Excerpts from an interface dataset
******

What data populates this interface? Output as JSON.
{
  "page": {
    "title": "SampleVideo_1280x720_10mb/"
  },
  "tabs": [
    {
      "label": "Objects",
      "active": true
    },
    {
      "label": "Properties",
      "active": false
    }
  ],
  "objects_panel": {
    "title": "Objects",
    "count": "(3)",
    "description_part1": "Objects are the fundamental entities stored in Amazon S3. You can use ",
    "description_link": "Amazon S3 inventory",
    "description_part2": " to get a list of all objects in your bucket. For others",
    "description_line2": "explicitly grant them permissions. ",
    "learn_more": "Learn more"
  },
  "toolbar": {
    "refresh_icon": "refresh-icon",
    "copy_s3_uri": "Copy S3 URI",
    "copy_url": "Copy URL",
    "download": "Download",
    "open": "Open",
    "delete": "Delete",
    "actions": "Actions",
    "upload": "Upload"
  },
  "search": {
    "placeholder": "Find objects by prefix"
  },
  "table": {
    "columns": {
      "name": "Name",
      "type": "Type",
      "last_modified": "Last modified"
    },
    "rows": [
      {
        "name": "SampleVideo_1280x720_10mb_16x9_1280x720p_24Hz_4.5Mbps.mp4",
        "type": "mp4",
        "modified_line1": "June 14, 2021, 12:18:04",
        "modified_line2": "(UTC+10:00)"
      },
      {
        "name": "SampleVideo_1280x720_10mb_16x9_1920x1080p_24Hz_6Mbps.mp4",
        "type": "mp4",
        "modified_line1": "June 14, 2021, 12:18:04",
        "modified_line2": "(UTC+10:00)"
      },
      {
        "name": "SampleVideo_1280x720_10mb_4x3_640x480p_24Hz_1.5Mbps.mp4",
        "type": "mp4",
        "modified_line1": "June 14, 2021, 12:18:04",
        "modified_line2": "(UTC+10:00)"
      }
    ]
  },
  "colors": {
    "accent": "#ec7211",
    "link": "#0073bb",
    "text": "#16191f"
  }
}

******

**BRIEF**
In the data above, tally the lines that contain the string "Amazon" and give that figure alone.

**ANSWER BELOW**
2